To measure hospital stay for acute stroke care and to describe health services and demographic factors associated with longer length of stay (LOS).
Observational, retrospective consecutive case series.
Large tertiary-care teaching hospital in Massachusetts.
The patient population comprised 745 patients aged 65 years and older admitted with ischemic stroke from 1982 through 1995.
Main Outcome Measures:
Hospital LOS (1-5, 6-10, and > 10 days) as well as total charges and discharge location.
Median LOS was 7 days (range, 1-289 days), and median total charges were $8740 (range, $522-$135 172); LOS explained 62% of the variance in total charges.
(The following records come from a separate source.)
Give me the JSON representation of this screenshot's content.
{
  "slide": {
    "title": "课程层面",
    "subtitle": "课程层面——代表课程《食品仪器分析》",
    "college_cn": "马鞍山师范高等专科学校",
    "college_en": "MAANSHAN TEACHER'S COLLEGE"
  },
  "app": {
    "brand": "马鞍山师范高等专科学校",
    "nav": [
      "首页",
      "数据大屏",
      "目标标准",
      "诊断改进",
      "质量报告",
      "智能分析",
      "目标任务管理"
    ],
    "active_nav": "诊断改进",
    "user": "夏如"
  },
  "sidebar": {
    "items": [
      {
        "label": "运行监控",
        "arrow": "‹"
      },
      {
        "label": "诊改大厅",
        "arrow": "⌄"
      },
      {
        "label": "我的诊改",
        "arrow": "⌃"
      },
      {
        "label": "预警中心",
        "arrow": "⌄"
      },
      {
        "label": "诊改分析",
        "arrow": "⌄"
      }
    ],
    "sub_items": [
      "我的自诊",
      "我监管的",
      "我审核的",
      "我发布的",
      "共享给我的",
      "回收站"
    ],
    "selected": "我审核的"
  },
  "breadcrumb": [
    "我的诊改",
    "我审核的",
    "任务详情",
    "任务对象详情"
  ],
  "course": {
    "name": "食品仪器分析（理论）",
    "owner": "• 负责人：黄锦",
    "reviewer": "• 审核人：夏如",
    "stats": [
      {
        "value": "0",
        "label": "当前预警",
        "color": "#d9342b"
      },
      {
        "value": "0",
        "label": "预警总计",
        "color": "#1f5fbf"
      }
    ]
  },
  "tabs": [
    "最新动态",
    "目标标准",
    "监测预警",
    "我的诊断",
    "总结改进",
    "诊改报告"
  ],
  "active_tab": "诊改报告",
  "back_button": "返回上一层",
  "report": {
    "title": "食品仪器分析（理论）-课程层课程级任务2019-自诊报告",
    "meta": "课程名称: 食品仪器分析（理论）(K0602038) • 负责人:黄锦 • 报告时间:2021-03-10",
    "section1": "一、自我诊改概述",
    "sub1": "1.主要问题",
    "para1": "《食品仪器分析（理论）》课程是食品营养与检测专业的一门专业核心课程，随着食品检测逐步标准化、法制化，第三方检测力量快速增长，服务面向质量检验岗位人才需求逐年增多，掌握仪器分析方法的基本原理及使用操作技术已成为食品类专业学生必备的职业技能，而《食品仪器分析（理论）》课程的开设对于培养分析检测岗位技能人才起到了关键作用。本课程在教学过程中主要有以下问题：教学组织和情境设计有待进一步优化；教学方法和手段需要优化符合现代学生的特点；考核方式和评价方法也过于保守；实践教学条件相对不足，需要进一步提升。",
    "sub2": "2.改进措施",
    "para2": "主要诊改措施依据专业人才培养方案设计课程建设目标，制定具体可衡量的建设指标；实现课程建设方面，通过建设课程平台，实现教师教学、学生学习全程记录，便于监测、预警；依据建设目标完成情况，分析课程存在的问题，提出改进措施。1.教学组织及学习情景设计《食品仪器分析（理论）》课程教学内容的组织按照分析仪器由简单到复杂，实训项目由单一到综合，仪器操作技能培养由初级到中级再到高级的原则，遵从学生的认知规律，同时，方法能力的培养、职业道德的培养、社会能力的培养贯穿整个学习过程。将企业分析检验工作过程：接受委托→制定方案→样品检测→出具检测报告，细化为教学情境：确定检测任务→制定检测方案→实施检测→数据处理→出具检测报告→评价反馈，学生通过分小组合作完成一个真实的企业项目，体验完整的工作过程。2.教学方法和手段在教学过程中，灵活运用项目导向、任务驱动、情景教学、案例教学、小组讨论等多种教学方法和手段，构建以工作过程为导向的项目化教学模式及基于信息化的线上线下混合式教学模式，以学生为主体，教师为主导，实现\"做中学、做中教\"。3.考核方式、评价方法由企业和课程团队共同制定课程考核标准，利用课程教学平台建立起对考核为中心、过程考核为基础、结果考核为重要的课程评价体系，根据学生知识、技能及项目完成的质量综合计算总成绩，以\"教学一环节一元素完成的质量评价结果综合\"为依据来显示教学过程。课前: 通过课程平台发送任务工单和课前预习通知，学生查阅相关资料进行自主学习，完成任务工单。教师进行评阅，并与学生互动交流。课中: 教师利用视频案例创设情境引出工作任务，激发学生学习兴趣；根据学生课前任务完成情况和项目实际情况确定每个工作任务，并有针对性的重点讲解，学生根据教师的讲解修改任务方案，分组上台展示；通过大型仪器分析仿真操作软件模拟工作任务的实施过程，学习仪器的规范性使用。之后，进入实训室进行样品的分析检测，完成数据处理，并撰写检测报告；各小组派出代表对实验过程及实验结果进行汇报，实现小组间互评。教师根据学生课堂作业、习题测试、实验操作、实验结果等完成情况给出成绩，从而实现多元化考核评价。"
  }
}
Insurance status was a major factor in determining LOS: after possible confounders were controlled for, patients enrolled in a health maintenance organization were significantly less likely to have long hospital stays (odds ratio [OR], 0.45; 95% confidence interval, 0.31-0.66) than were conventional Medicare enrollees, while the LOS of patients with other insurance coverage was no different from that of Medicare patients. Longer LOS was significantly associated with greater comorbidity (OR, 1.52 for a Charlson comorbidity index >2), institutionalization prior to hospital admission (OR, 1.83), and unmarried status (OR, 1.37) and was inversely associated with year of admission (OR, 0.30 in years 1991-1995 vs 1982-1986). Age, sex, and race were not associated with LOS. Discharge to a nursing home or inpatient rehabilitation site was not associated with type of insurance coverage (OR, 1.10; 95% confidence interval, 0.72-1.69 for patients in a health maintenance organization vs conventional Medicare patients).
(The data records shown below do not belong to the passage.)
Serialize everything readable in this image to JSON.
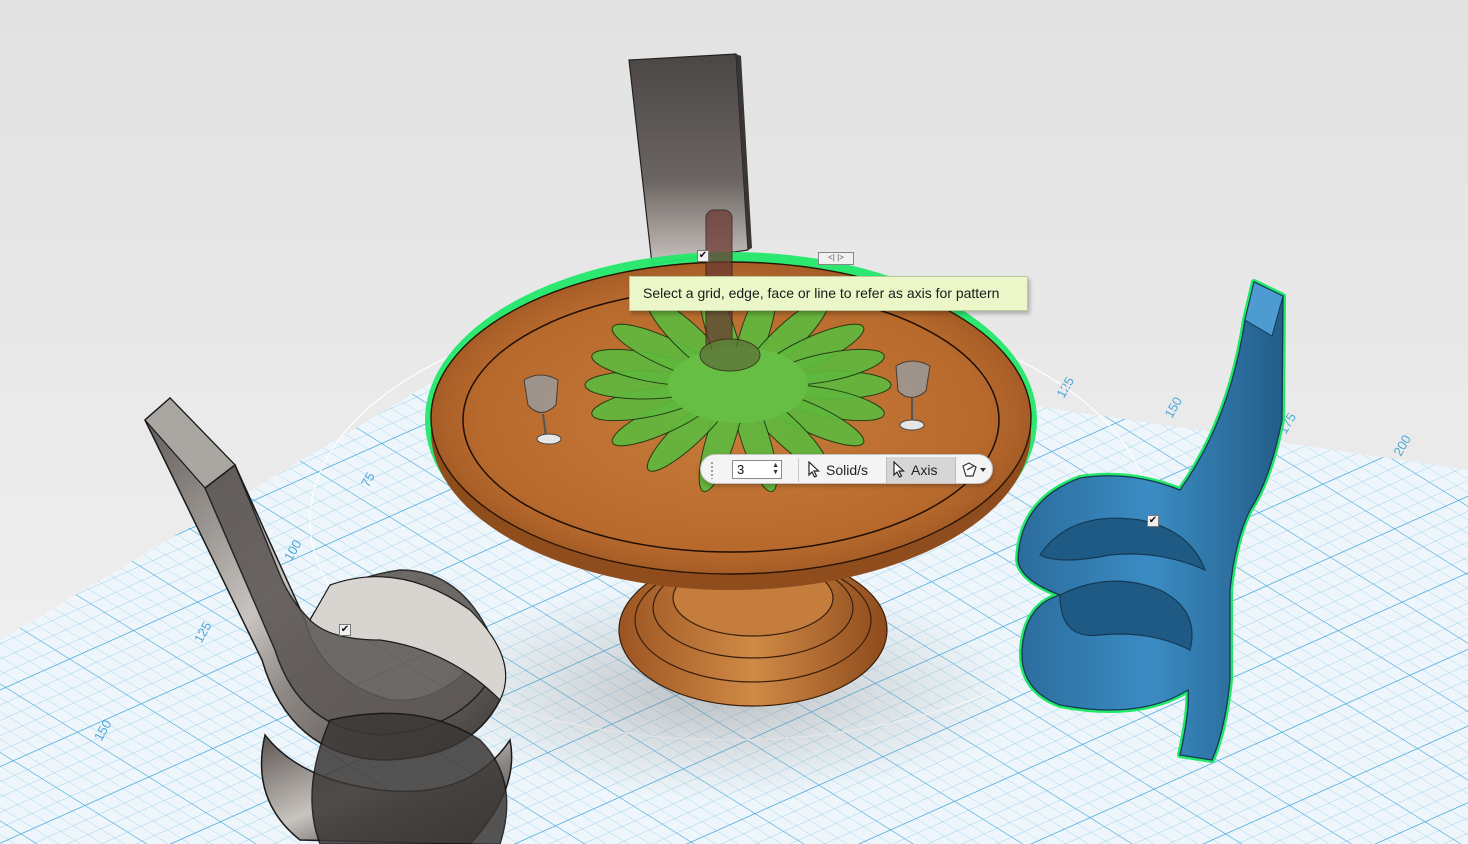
{
  "tooltip": {
    "text": "Select a grid, edge, face or line to refer as axis for pattern"
  },
  "pattern_toolbar": {
    "count_value": "3",
    "solid_label": "Solid/s",
    "axis_label": "Axis",
    "axis_selected": true
  },
  "grid": {
    "labels": [
      "75",
      "100",
      "125",
      "150",
      "125",
      "150",
      "175",
      "200"
    ]
  },
  "colors": {
    "background": "#e9e9e9",
    "grid_line": "#5bb5e0",
    "selection_highlight": "#22e86a",
    "blue_chair": "#2f7cb0",
    "table_wood": "#b8682b",
    "centerpiece_green": "#58b438"
  },
  "icons": {
    "select_cursor": "cursor-arrow-icon",
    "snap": "snap-dropdown-icon",
    "check": "check-icon"
  }
}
There is marked variability in length of hospital stay for ischemic stroke among the elderly, even after underlying patient differences are controlled for. Managed care may result in increased efficiency of in-hospital care and improved discharge planning for these patients; further study of the ultimate clinical outcomes of such care is needed.